=== Dataset records ===
☆ ☆ ☆

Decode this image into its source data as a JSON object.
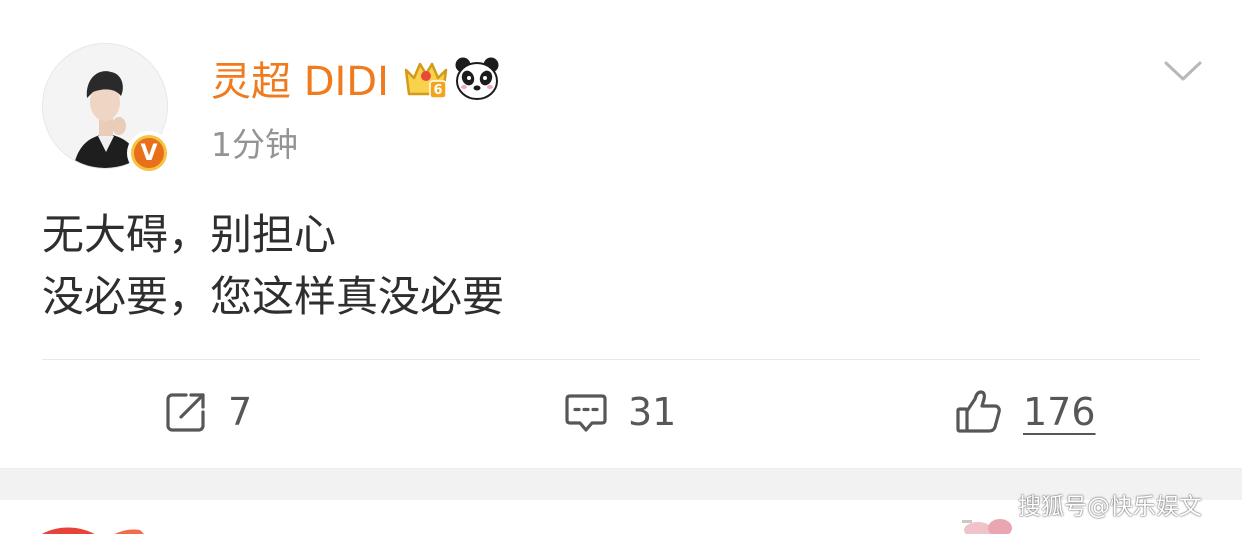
{
  "post": {
    "username": "灵超 DIDI",
    "timestamp": "1分钟",
    "content_lines": [
      "无大碍，别担心",
      "没必要，您这样真没必要"
    ],
    "badges": [
      "vip-crown-icon",
      "panda-icon"
    ],
    "verified_icon": "v-verified-icon",
    "verified_letter": "V",
    "vip_level": "6",
    "menu_icon": "chevron-down-icon"
  },
  "actions": {
    "repost": {
      "icon": "share-icon",
      "count": "7"
    },
    "comment": {
      "icon": "comment-icon",
      "count": "31"
    },
    "like": {
      "icon": "thumbs-up-icon",
      "count": "176"
    }
  },
  "watermark": "搜狐号@快乐娱文",
  "colors": {
    "username": "#f07b1f",
    "timestamp": "#949494",
    "content": "#2e2e2e",
    "icons": "#575757",
    "verified_badge": "#e8701a"
  }
}
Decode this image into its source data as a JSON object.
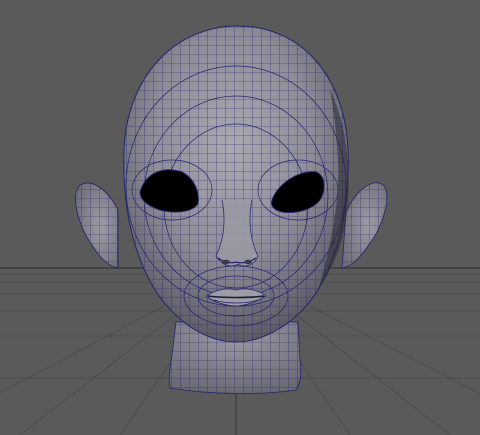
{
  "viewport": {
    "mode": "perspective",
    "display": "smooth-shaded-wireframe",
    "colors": {
      "background": "#5a5a5a",
      "grid": "#4a4a4a",
      "horizon": "#3c3c3c",
      "mesh_fill": "#8e8e98",
      "mesh_wire": "#23236e",
      "eye_sockets": "#000000"
    }
  },
  "scene": {
    "object": "head-mesh",
    "parts": [
      "neck",
      "left-ear",
      "right-ear",
      "cranium",
      "face",
      "eye-sockets",
      "nose",
      "mouth"
    ]
  }
}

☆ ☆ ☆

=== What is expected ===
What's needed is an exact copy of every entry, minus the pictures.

=== Expected output ===
Decode this image into its source data as a JSON object.
{
  "post": {
    "username": "灵超 DIDI",
    "timestamp": "1分钟",
    "content_lines": [
      "无大碍，别担心",
      "没必要，您这样真没必要"
    ],
    "badges": [
      "vip-crown-icon",
      "panda-icon"
    ],
    "verified_icon": "v-verified-icon",
    "verified_letter": "V",
    "vip_level": "6",
    "menu_icon": "chevron-down-icon"
  },
  "actions": {
    "repost": {
      "icon": "share-icon",
      "count": "7"
    },
    "comment": {
      "icon": "comment-icon",
      "count": "31"
    },
    "like": {
      "icon": "thumbs-up-icon",
      "count": "176"
    }
  },
  "watermark": "搜狐号@快乐娱文",
  "colors": {
    "username": "#f07b1f",
    "timestamp": "#949494",
    "content": "#2e2e2e",
    "icons": "#575757",
    "verified_badge": "#e8701a"
  }
}
Decode this image into its source data as a JSON object.
{
  "viewport": {
    "mode": "perspective",
    "display": "smooth-shaded-wireframe",
    "colors": {
      "background": "#5a5a5a",
      "grid": "#4a4a4a",
      "horizon": "#3c3c3c",
      "mesh_fill": "#8e8e98",
      "mesh_wire": "#23236e",
      "eye_sockets": "#000000"
    }
  },
  "scene": {
    "object": "head-mesh",
    "parts": [
      "neck",
      "left-ear",
      "right-ear",
      "cranium",
      "face",
      "eye-sockets",
      "nose",
      "mouth"
    ]
  }
}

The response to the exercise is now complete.